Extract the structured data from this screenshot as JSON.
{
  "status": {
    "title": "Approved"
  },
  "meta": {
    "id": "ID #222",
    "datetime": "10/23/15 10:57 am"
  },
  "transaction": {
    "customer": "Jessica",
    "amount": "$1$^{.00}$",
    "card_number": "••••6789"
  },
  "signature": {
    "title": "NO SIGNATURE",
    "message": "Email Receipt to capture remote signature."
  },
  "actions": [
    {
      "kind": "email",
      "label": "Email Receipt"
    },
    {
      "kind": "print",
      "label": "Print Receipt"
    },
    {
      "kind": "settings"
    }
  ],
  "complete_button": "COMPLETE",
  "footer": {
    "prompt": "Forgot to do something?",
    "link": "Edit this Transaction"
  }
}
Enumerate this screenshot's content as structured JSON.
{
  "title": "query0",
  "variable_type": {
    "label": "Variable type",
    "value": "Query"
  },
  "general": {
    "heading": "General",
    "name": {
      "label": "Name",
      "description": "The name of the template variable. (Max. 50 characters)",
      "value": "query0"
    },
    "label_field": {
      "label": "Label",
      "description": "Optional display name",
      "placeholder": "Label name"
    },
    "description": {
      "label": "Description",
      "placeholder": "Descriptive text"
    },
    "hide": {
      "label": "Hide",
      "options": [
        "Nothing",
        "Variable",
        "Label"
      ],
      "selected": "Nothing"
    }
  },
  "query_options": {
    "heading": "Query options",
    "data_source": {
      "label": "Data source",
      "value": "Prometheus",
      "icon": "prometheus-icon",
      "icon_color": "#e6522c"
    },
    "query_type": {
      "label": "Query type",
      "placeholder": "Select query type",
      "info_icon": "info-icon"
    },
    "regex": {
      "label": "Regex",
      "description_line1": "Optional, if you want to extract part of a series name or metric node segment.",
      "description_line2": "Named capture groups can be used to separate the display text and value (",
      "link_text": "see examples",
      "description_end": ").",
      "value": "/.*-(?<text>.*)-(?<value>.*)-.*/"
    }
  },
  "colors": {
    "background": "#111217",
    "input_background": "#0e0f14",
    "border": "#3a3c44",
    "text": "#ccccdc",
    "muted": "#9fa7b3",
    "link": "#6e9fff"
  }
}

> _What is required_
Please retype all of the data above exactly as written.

> _Response area_
Extract the structured data from this screenshot as JSON.
{
  "status": {
    "title": "Approved"
  },
  "meta": {
    "id": "ID #222",
    "datetime": "10/23/15 10:57 am"
  },
  "transaction": {
    "customer": "Jessica",
    "amount": "$1$^{.00}$",
    "card_number": "••••6789"
  },
  "signature": {
    "title": "NO SIGNATURE",
    "message": "Email Receipt to capture remote signature."
  },
  "actions": [
    {
      "kind": "email",
      "label": "Email Receipt"
    },
    {
      "kind": "print",
      "label": "Print Receipt"
    },
    {
      "kind": "settings"
    }
  ],
  "complete_button": "COMPLETE",
  "footer": {
    "prompt": "Forgot to do something?",
    "link": "Edit this Transaction"
  }
}
Enumerate this screenshot's content as structured JSON.
{
  "title": "query0",
  "variable_type": {
    "label": "Variable type",
    "value": "Query"
  },
  "general": {
    "heading": "General",
    "name": {
      "label": "Name",
      "description": "The name of the template variable. (Max. 50 characters)",
      "value": "query0"
    },
    "label_field": {
      "label": "Label",
      "description": "Optional display name",
      "placeholder": "Label name"
    },
    "description": {
      "label": "Description",
      "placeholder": "Descriptive text"
    },
    "hide": {
      "label": "Hide",
      "options": [
        "Nothing",
        "Variable",
        "Label"
      ],
      "selected": "Nothing"
    }
  },
  "query_options": {
    "heading": "Query options",
    "data_source": {
      "label": "Data source",
      "value": "Prometheus",
      "icon": "prometheus-icon",
      "icon_color": "#e6522c"
    },
    "query_type": {
      "label": "Query type",
      "placeholder": "Select query type",
      "info_icon": "info-icon"
    },
    "regex": {
      "label": "Regex",
      "description_line1": "Optional, if you want to extract part of a series name or metric node segment.",
      "description_line2": "Named capture groups can be used to separate the display text and value (",
      "link_text": "see examples",
      "description_end": ").",
      "value": "/.*-(?<text>.*)-(?<value>.*)-.*/"
    }
  },
  "colors": {
    "background": "#111217",
    "input_background": "#0e0f14",
    "border": "#3a3c44",
    "text": "#ccccdc",
    "muted": "#9fa7b3",
    "link": "#6e9fff"
  }
}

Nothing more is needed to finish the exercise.